• _Records for processing_
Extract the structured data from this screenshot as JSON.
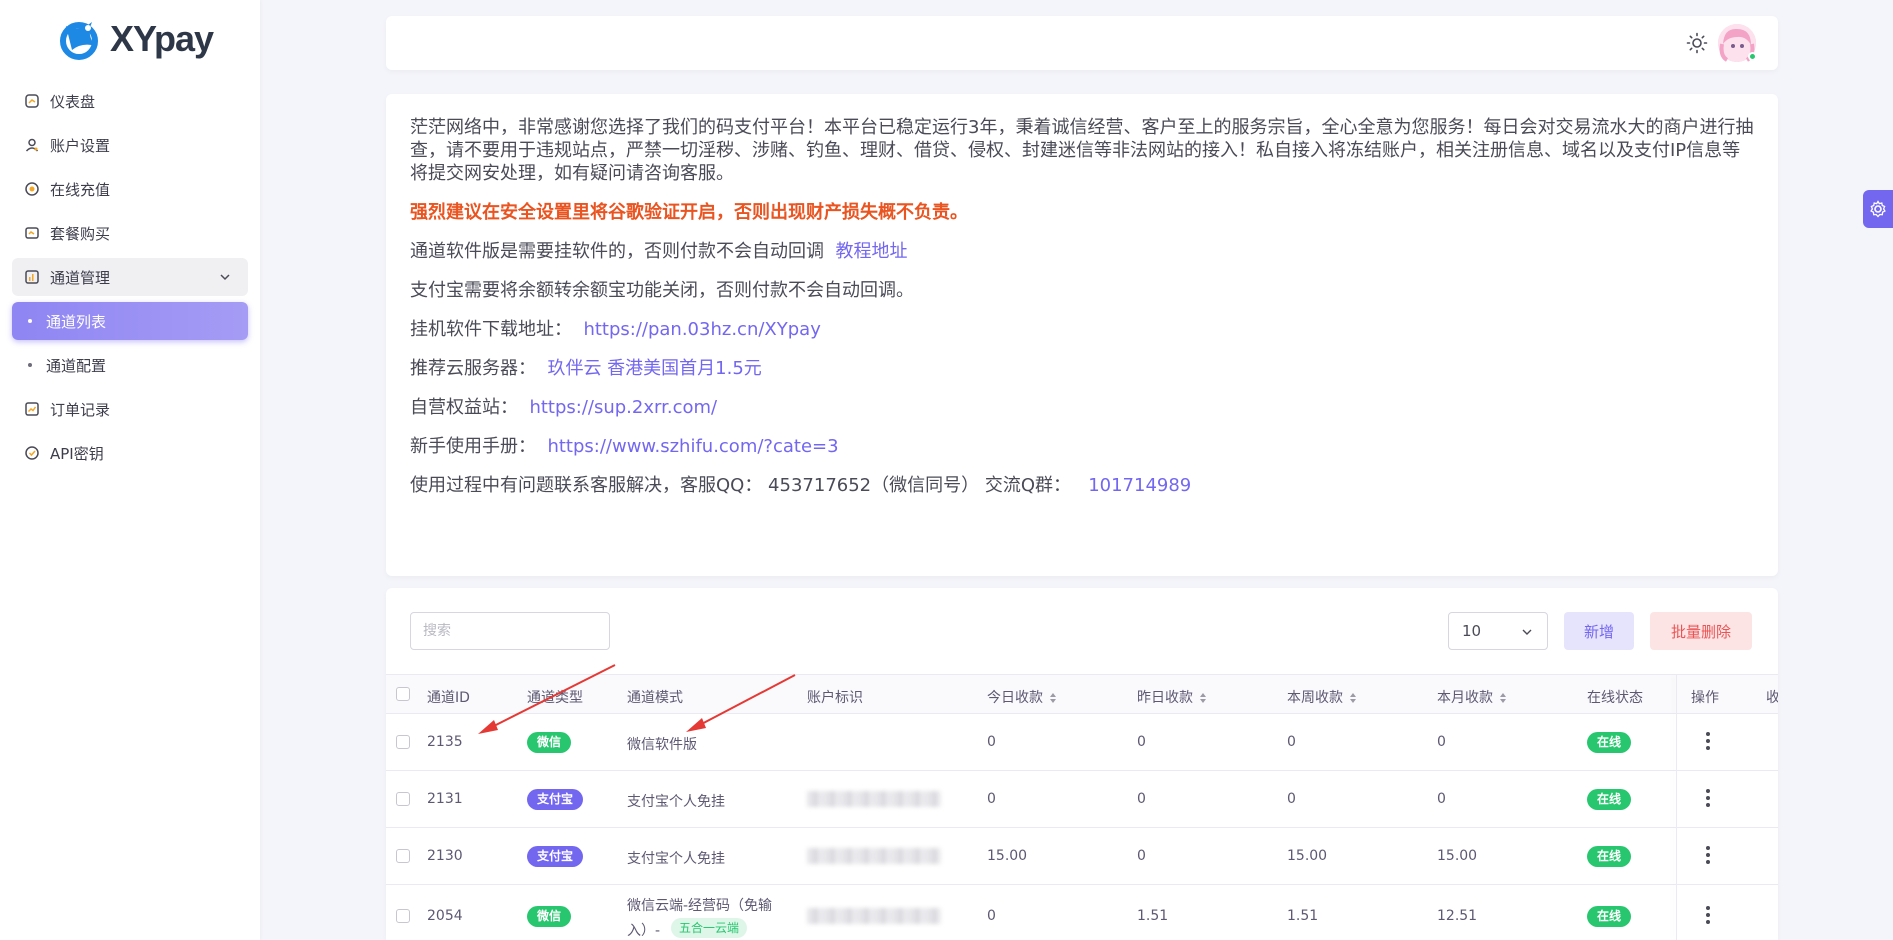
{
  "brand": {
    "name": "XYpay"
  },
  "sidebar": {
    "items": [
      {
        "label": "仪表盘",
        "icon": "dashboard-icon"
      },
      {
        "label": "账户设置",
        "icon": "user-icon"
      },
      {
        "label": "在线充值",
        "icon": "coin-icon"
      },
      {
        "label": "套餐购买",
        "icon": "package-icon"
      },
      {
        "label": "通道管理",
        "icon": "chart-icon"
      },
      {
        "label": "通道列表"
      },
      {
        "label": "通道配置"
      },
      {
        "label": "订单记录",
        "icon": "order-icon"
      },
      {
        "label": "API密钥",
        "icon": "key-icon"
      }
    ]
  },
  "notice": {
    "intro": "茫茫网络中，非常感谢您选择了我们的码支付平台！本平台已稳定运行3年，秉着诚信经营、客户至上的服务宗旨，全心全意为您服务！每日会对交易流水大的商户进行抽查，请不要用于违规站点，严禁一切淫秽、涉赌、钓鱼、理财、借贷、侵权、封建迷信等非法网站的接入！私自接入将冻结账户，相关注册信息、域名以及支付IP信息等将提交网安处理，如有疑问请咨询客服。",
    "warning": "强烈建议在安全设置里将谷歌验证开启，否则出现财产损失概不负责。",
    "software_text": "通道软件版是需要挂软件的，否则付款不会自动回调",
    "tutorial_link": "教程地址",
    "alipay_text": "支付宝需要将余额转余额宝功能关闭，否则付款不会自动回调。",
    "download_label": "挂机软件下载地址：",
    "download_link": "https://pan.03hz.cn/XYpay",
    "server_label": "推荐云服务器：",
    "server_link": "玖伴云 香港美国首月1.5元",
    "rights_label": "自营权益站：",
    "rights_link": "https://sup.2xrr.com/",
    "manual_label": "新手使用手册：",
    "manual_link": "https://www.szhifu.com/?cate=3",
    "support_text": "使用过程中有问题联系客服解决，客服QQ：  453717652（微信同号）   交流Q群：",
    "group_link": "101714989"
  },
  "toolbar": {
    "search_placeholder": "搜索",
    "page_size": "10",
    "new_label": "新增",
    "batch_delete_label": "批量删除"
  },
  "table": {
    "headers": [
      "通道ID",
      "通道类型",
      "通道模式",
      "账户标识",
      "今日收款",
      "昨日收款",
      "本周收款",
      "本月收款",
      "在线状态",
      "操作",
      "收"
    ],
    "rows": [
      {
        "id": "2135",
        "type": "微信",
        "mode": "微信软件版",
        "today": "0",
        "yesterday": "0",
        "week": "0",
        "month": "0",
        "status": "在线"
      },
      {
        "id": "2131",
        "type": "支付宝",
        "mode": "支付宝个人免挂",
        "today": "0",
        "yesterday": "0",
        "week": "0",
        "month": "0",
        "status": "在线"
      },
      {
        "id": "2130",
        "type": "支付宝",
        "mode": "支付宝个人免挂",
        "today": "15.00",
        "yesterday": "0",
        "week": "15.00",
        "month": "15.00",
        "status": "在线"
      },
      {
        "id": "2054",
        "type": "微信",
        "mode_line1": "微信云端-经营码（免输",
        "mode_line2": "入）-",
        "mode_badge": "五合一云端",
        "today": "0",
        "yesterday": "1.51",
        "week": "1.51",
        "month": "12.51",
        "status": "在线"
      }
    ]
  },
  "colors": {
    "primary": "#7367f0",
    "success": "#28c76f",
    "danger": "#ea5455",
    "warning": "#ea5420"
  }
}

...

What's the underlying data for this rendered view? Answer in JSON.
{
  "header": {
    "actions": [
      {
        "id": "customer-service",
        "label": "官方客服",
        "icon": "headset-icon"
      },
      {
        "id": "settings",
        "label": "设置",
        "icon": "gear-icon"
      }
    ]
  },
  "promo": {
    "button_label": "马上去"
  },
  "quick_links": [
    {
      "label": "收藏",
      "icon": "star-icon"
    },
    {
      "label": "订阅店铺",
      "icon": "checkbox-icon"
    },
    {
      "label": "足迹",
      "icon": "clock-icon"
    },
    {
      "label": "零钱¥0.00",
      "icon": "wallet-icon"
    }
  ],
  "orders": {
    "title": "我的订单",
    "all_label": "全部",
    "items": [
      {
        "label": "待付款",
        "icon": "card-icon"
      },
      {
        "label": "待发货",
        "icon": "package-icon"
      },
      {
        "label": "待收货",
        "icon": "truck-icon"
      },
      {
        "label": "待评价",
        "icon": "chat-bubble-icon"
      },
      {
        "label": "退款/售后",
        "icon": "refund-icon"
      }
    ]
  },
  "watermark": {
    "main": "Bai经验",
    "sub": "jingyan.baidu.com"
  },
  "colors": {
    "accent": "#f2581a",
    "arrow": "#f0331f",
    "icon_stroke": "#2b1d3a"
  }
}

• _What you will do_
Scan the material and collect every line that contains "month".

• _Exercise solution_
        "month": "0",
        "month": "0",
        "month": "15.00",
        "month": "12.51",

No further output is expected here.